The most important thing about neutropenias is defining what is a neutropenia. A normal child should really have an absolute neutrophil count that is between 2-3,000. But we donít worry about neutropenias until we fall below 1,500. Even between 1,500 and 1,000 you usually donít see many symptoms, or the symptoms are minimal. Symptoms start occurring when you drop below 1,000 and in that case what you typically see are mild skin infections, stomatitis, or gingivitis. Severe neutropenias are associated with more deep-seated infections like sepsis, abscesses and pneumonias. Most life threatening infections typically occur in children who have profound neutropenia, with ANCís of less than 100. When you think about mechanisms of neutropenia, just using the same pathophysiologic approach as we did with red cells.

We think about hereditary neutropenias. In your syllabus Iíve included a much more extensive number of these neutropenias, but Kostmannís syndrome or infantile agranulocytosis is an important one to keep in mind. These are children who often have low ANCís from early on. The most common early infection in these patients is omphalitis and they tend to have delayed separation of the umbilical cord. When you look at their bone marrows they have an ineffective granulopoiesis. They tend to have a maturation rest of their granulocytes so that they actually stop two or three stages prior to achieving a mature stage.

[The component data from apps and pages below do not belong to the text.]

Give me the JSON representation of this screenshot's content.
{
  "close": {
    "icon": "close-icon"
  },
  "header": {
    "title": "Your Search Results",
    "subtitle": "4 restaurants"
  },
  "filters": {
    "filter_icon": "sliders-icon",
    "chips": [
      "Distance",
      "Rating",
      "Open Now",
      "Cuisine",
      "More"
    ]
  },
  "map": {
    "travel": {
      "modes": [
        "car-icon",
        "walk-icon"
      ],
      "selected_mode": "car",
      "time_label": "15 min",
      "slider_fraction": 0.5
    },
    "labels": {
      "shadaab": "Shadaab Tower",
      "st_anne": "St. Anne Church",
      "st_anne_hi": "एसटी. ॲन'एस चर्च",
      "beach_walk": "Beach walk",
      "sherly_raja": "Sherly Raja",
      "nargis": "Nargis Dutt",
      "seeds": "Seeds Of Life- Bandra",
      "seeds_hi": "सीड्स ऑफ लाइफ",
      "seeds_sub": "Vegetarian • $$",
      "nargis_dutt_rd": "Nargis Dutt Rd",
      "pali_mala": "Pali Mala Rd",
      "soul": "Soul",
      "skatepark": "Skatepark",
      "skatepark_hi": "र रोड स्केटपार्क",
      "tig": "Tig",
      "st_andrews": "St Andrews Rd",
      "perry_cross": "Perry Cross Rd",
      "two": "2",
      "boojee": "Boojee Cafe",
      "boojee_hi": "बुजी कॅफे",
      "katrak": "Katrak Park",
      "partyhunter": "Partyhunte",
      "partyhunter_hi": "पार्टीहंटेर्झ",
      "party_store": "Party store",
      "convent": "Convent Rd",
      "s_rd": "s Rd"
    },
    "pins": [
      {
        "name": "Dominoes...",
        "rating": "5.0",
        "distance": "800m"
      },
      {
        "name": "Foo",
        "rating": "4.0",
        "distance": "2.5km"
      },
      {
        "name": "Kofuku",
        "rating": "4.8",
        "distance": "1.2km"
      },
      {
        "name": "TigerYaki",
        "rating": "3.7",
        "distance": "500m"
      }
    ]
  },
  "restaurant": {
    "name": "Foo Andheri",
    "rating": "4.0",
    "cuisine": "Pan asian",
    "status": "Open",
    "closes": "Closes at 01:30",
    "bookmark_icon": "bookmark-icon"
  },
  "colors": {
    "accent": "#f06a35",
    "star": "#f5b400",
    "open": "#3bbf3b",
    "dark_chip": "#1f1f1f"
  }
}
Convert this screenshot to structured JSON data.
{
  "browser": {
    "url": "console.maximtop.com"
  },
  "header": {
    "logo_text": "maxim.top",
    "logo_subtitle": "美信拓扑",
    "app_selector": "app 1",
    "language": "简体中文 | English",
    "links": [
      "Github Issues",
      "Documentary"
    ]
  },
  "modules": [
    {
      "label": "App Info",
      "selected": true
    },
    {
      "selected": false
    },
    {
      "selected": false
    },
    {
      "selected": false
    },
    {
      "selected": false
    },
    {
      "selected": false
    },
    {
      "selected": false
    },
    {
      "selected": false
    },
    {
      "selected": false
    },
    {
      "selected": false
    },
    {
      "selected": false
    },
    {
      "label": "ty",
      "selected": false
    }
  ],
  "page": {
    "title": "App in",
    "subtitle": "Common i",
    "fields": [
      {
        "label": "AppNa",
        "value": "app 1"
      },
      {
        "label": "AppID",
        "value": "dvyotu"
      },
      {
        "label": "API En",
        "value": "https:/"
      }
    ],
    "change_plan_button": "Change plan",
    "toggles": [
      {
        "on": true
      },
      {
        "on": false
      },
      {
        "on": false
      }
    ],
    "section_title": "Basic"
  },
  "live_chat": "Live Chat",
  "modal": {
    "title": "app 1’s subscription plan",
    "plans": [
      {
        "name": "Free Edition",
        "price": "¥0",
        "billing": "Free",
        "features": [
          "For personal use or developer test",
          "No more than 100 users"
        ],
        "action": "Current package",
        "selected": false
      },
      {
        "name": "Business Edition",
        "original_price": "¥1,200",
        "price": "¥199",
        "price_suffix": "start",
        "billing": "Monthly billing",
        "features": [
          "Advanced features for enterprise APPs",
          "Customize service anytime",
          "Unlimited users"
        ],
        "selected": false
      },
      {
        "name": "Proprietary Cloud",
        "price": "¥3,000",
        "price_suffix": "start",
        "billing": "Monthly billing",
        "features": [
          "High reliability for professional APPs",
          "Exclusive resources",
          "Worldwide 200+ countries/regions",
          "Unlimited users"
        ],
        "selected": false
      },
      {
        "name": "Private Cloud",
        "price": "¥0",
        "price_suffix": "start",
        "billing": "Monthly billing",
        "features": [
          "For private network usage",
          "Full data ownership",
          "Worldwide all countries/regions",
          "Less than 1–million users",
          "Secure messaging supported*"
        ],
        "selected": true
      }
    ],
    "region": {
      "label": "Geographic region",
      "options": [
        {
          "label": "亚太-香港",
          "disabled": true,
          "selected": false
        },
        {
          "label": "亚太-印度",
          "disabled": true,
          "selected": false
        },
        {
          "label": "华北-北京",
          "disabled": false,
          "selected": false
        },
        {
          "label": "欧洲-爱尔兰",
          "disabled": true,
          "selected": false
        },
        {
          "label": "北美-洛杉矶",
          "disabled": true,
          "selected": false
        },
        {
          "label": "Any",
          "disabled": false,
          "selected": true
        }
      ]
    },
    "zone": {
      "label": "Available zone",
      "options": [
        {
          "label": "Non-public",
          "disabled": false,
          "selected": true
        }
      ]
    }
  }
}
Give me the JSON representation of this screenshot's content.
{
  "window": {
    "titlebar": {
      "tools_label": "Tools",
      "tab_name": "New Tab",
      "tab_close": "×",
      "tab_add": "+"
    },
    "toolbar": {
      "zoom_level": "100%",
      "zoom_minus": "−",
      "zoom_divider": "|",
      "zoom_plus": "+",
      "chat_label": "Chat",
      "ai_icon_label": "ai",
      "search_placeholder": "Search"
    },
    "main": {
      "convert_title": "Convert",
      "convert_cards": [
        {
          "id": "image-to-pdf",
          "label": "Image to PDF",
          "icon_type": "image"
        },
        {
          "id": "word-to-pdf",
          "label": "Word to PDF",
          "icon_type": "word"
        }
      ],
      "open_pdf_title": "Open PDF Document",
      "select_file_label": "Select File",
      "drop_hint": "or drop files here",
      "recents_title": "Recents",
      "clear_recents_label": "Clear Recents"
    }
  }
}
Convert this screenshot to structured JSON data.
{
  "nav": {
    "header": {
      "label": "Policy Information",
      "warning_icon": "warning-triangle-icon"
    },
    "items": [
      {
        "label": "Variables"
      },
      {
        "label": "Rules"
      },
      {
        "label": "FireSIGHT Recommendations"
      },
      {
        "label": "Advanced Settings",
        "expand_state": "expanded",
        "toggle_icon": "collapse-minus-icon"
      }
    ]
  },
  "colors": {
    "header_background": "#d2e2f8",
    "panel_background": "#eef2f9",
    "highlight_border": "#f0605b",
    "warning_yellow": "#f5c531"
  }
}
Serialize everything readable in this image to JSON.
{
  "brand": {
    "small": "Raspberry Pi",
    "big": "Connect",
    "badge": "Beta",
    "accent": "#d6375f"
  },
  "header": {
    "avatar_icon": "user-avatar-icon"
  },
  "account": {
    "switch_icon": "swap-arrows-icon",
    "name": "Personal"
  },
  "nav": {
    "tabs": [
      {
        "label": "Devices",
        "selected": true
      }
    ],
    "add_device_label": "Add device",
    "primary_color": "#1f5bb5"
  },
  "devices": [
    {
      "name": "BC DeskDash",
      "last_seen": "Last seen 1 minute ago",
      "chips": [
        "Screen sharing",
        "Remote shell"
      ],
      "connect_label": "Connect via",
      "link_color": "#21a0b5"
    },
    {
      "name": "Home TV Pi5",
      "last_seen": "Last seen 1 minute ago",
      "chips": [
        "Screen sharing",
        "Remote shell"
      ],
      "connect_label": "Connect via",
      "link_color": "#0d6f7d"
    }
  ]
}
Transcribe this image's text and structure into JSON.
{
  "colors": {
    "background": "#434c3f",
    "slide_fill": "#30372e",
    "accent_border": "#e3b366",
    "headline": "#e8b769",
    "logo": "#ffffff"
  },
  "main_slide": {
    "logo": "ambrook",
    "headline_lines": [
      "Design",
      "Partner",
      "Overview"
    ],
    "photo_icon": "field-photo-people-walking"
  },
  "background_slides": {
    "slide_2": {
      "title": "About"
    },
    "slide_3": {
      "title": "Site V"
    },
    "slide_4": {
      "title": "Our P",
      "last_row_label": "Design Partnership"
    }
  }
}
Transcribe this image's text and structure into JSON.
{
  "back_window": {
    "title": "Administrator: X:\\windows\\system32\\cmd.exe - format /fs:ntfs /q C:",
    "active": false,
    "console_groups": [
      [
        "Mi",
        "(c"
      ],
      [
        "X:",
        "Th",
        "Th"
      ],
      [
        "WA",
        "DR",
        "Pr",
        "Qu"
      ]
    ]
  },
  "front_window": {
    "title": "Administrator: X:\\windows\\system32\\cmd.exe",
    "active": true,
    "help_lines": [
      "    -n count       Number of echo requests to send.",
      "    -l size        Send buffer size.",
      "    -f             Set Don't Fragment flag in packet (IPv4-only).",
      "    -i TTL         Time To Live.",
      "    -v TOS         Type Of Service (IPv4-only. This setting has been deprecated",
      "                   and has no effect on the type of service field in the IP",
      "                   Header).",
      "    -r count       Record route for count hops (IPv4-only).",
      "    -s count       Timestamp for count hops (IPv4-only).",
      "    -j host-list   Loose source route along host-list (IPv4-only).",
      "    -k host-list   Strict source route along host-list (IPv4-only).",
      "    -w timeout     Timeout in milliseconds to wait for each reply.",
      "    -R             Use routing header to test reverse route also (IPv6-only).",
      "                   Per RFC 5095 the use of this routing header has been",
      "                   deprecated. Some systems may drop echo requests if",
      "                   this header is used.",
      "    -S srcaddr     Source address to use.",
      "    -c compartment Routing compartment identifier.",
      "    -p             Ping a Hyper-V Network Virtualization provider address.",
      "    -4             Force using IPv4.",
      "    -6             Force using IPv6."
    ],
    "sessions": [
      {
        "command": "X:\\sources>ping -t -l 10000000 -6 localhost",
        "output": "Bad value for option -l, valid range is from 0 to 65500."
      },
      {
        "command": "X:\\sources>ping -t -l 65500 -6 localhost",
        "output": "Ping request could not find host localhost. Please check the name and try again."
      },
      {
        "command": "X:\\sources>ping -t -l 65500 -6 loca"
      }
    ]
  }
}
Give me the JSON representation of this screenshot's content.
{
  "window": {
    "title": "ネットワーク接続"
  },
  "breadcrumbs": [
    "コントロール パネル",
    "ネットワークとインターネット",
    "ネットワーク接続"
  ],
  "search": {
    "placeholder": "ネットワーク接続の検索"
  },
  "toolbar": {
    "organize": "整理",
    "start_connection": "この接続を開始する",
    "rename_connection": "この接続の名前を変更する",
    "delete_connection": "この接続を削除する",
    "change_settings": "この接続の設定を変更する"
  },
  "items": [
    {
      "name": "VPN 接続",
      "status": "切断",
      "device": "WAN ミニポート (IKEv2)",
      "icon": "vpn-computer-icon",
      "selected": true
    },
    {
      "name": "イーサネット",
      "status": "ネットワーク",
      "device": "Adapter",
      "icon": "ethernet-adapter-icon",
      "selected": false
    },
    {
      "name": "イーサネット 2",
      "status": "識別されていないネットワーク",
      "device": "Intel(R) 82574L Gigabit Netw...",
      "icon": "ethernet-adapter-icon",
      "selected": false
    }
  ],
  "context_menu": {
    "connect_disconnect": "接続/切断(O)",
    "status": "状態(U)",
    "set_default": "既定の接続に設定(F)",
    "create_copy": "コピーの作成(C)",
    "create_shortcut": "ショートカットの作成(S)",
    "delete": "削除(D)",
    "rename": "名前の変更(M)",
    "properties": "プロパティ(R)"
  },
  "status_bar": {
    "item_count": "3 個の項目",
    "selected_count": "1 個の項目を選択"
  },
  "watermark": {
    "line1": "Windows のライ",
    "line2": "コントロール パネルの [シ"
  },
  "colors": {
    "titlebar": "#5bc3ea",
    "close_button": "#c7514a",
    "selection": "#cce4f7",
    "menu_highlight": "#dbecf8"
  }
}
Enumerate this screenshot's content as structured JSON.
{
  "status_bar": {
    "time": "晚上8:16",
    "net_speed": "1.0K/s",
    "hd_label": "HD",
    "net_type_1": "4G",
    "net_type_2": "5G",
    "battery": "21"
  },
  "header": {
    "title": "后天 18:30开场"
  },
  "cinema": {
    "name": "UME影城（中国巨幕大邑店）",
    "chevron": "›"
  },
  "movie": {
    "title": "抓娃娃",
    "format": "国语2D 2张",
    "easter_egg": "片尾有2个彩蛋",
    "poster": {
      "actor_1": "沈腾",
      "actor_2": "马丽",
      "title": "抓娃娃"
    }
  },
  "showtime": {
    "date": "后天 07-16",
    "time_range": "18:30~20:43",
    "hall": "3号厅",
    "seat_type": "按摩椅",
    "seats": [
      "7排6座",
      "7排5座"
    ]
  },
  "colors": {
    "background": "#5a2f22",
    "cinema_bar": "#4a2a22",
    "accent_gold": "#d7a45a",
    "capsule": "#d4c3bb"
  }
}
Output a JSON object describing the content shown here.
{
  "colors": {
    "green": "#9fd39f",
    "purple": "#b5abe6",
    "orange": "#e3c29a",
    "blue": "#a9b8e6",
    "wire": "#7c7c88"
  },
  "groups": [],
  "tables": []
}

Pseudo-neutropenia is also an entity that I think many of us have seen. Itís secondary to increased margination of white blood cells. We have white blood cells that are circulating but a substantial number of our neutrophils, once they leave the bone marrow, are actually stuck to the internal surface of blood vessels. So for instance, when we need to have a stress response, an immediate response either in the face of infection or something else, the first response is for cells to de-marginate.

Immune-based neutropenias are important to think about, especially in certain settings. For instance, when we see newborns who have neutropenias. This can be on the basis of an antiimmune or isoimmune response, very similar to the isoimmune anemia that you see in infancy. Itís usually self limiting. Most of the children donít need to be treated at all, quite frankly. You can also can have an autoimmune neutropenia that occurs later on. They should have anti-neutrophil antibodies that are positive.

Cyclic neutropenia is an important entity in that these are patients who, at various points in time, really will have fairly normal white blood cell counts. It requires doing very frequent CBCís to detect it because the periodicity or the cycle for patients is highly variable. So doing CBCís twice weekly for six weeks really is the only way to pick up a true cycling neutropenia.

In terms of evaluation of neutropenic patients, it really depends on what else you are seeing. Again, if this is someone who is coming in who is otherwise healthy, who has no unusually high frequency of infections, things to think about are; you might really want to wait and watch that patient. So part of it is going to be getting a good history. A CBC to make sure you are not seeing any thrombocytopenia or anemia associated with this, is going to be important.

Other peripheral studies which may be useful may include things like an anti-neutrophil antibody, QIgís and T4TA to rule out immunodeficiency associated with neutropenia. B12 can be associated with neutropenia, but most of these patients should have other things going on like they should be anemic. If not you would actually be looking for a megaloblastic marrow. I also included in your syllabus a number of clues in terms of history and physical, which Iíll leave for you to go through, but I think itís sort of important to put those together with some of the things that you will be reading about or be presented later on, so that things like the age of the patients, the ethnicity of the patient, examining the nails closely, determining whether they have hepatomegaly or splenomegaly, looking at their growth, are all very important things to be able to piece together certain types of anemias and neutropenias.